This year, as almost every year, NBC is the most complicated story.
NBC had the hands-down best group of new shows last fall, yet fell even farther into fourth place. It’s got an absolutely stellar Thursday comedy lineup, but it’s getting sincerely weak ratings on a night it once dominated.
And this week, entertainment president Kevin Reilly, who’s smart, respected and has developed a ton of great TV shows—including the one true hit in the fall, “Heroes”—got dumped.
The reasons for that are even more complicated, though it was partly because NBC wanted to hire one of TV’s hottest producers, Ben Silverman, to take over Reilly’s responsibilities—and more—as co-chairman of NBC entertainment and of NBC Universal’s television studio.
Meanwhile, NBC still has the problem it had last season: A network in fourth place has a hard time launching new shows because it has a small audience, which means fewer people see the show promos.
Best move: Kept a steady hand and renewed some high-quality but low-rated shows like “Friday Night Lights” (moving to Fridays in the fall) and “30 Rock.” (To be fair about the cancellation of “Studio 60 on the Sunset Strip,” NBC deserves some slack, since it’s taking a lot of other chances on low-rated shows, and there is a limit. Still.)
Worst move: Dedicating the 8 p.m. EDT hour—except on Thursdays—to cheaper-to-make reality shows like “Deal or No Deal” and “The Biggest Loser.” It just reeks of budget-cutting, and viewers don’t tune in for budgets.
Biggest question: When will NBC stop the bleeding?
Fox had a miserable fall (with the exception of the brilliant “House”), then became the ratings leader starting in January, largely on the popularity—and multiple hours—of “American Idol.”
It also has a bit of a problem with “24,” which lost some of its magic, though producers promise a re-imagined version next January.
Fox may—repeat: may—also have a bit of a problem with “Idol,” which seemed to lose a little of its cultural dominance down the stretch, though that could change if the next cast is more charismatic.
Meanwhile, though Fox needs to strengthen its September-December lineup as it waits for “Idol’s” return, it seems to be saving its two highest-profile dramas for January—“The Sarah Connor Chronicles,” which continues “The “Terminator” story, and “Canterbury’s Law,” a legal drama from producers Denis Leary and Jim Serpico starring Julianna Margulies.
Best move: Pairing Kelsey Grammer with Patricia Heaton in a can’t-miss-sounding comedy called “Back to You,” and Fox dearly needs a legitimate comedy.
Worst move: This one isn’t really a move, it’s a dilemma. The baseball playoffs in October and November often interrupt whatever flow some new Fox shows have built up, and Fox is locked in with Major League Baseball for a few more years. (However, this season it only has 14 nights of baseball, 12 fewer than last season.)
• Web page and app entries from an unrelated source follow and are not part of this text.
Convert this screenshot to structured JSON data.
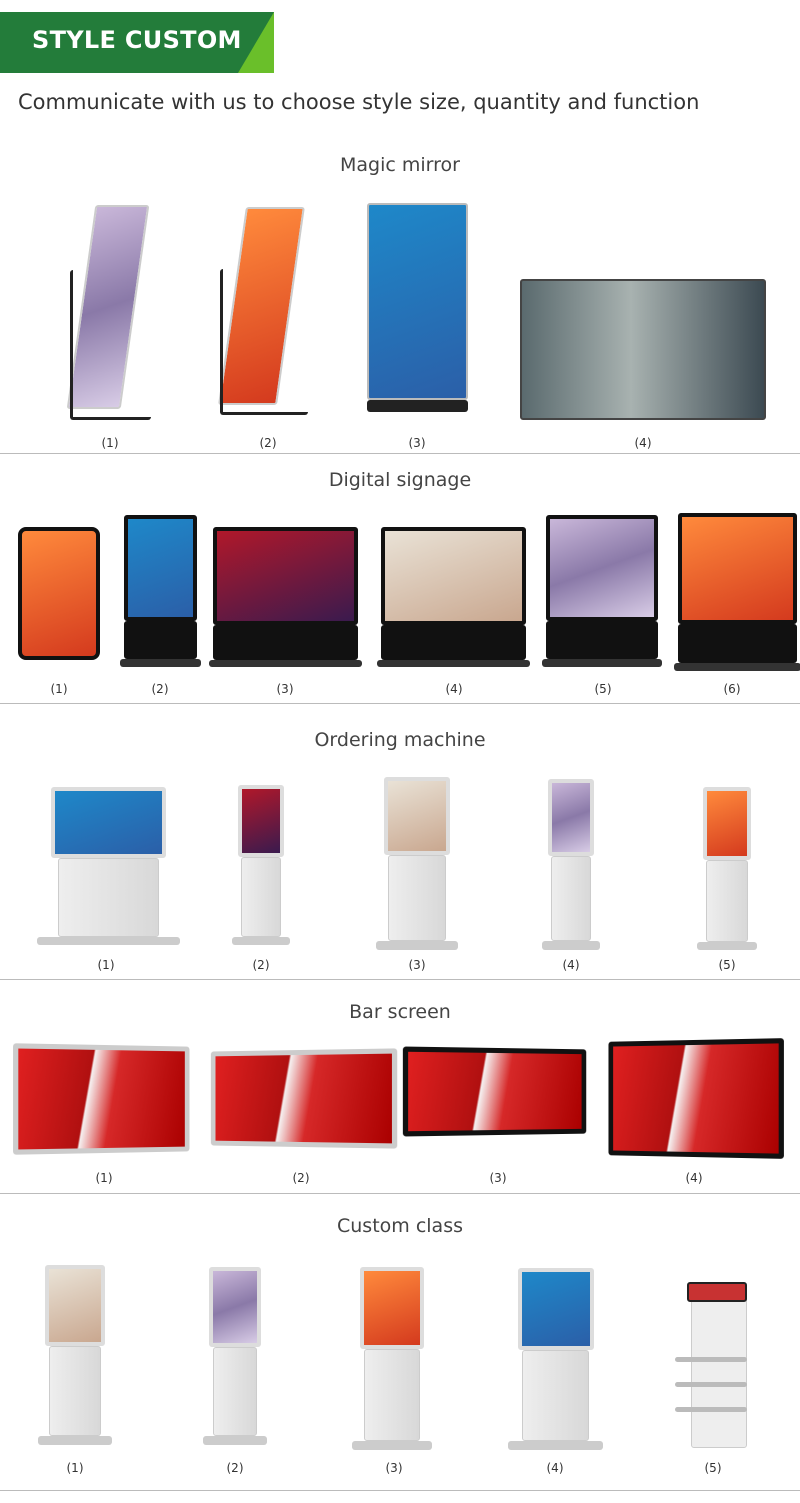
{
  "header": {
    "banner": "STYLE CUSTOM",
    "subtitle": "Communicate with us to choose style size, quantity and function",
    "colors": {
      "banner": "#237c3a",
      "accent": "#6abf2a"
    }
  },
  "sections": [
    {
      "title": "Magic mirror",
      "items": [
        "(1)",
        "(2)",
        "(3)",
        "(4)"
      ]
    },
    {
      "title": "Digital signage",
      "items": [
        "(1)",
        "(2)",
        "(3)",
        "(4)",
        "(5)",
        "(6)"
      ]
    },
    {
      "title": "Ordering machine",
      "items": [
        "(1)",
        "(2)",
        "(3)",
        "(4)",
        "(5)"
      ]
    },
    {
      "title": "Bar screen",
      "items": [
        "(1)",
        "(2)",
        "(3)",
        "(4)"
      ]
    },
    {
      "title": "Custom class",
      "items": [
        "(1)",
        "(2)",
        "(3)",
        "(4)",
        "(5)"
      ]
    }
  ]
}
Biggest question: How long will “American Idol” stay a phenomenon and keeping saving Fox?
When the hybrid network formed last fall out of the ghosts of WB and UPN, it introduced one new drama and one new comedy. Way to make a splash.
Next fall, it’s going bigger and seems to be heading even more toward the old WB’s tone, which aimed for female teens and young women. The strength in that approach is it can lead to lucrative marketing for the network. The downside is that it can make CW feel more like a cable network than a broadcaster.
Best move: Opening up the lineup with six new shows.
Worst move: Keeps “Friday Night Smackdown” yet another season. It gets OK ratings for a Friday night, but it’s still the meanest, most misogynistic, most socially irresponsible show on the broadcast networks.
Biggest question: Can CW succeed staying small, or will one of its shows ever break out into a legitimate hit?
This is, basically, a charity mention. Last season, this “network,” which is more like a programming service owned by Fox Television, ran telenovelas and supplied them mostly to local stations that lost their network affiliations when UPN and WB merged.
The ratings were awful, well under 1 million nationally, which would be weak for an under-performing cable network.
For the coming fall, MyNetworkTV is offering reality series, a mixed-martial-arts league and two nights of movies. If there’s anything worth noting at some point, we’ll let you know.